The activity served as a reminder that we need more events to commemorate the planting of trees in our communities. Through our conversation, we got the chance to contemplate our ancestors’ lifestyles, which evolved around tree planting since the majority worked in agriculture.Trees impacted their lives economically, socially, and environmentally. But with industrialisation, people started gradually forgetting about the importance of preserving green and agricultural spaces. Therefore, nowadays we are witnessing an increase in natural disasters and environmental crises such as climate change.

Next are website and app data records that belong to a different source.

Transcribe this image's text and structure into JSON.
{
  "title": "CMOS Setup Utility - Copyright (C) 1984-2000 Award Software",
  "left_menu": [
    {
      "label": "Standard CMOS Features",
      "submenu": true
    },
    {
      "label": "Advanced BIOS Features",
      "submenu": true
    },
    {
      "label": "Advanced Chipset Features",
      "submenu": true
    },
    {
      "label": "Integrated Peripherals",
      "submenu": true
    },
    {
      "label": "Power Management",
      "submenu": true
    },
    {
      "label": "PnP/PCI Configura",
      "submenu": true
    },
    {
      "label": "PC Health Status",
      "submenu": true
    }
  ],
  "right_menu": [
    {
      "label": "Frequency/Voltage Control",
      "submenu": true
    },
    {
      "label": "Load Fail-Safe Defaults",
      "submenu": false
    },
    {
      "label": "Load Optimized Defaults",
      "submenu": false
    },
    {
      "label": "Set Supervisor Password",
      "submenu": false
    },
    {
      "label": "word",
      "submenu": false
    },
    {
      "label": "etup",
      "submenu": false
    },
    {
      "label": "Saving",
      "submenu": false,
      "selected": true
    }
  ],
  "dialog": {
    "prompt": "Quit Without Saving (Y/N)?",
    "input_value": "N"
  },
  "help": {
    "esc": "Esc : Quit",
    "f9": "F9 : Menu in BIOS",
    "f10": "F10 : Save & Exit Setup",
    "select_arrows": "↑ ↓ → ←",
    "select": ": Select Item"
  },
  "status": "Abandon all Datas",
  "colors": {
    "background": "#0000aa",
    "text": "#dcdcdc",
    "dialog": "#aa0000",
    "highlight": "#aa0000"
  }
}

Moreover, through the activity, we were able to revisit some of our childhood memories that are related to trees. In that regard, when asked about how trees affected their identities, a participant replied: “In my hometown there was a big grape tree called laanqud, which means a sprig in Moroccan Darija and classical Arabic. Families used to gather there for picnics, and I used to play with my friends there all the time and eat grapes. It was a landmark. Also, it used to produce important quantities of grapes that all the community shared. Sadly, because of the drought, the tree died and became harmful, so the community had to cut it.”

We also discussed how particular trees symbolize the same concepts for different people regardless of their nation, culture, or religion , such as how olive trees symbolize peace and cedar trees symbolize greatness. The fact that a tree has this power to bring people together to agree on one thing is what the USAID Dakira program aims to discover and explore.

During our conversation on how to preserve the environment and instill it as an act in our culture, it was great and heartwarming to hear one of the participants say: “I personally don’t need someone to remind me that I need to protect trees, it just comes naturally. I will never hesitate to participate in events like this because, in the end, it makes me feel satisfied and valued. With this simple act, I know that I contributed to making a change and improving the environment. ”

Amal Mansouri is a Field Coordinator for the USAID Religious and Ethnic Minorities Activity (REMA) and is currently based in Sefrou. Read more REMA updates and stories on the HAF website, and browse REMA program photos on Flickr.

This article was completed with the support of the United States Agency for International Development (USAID), and the High Atlas Foundation is solely responsible for its content, which does not necessarily reflect the views of the USAID or the Government of the United States.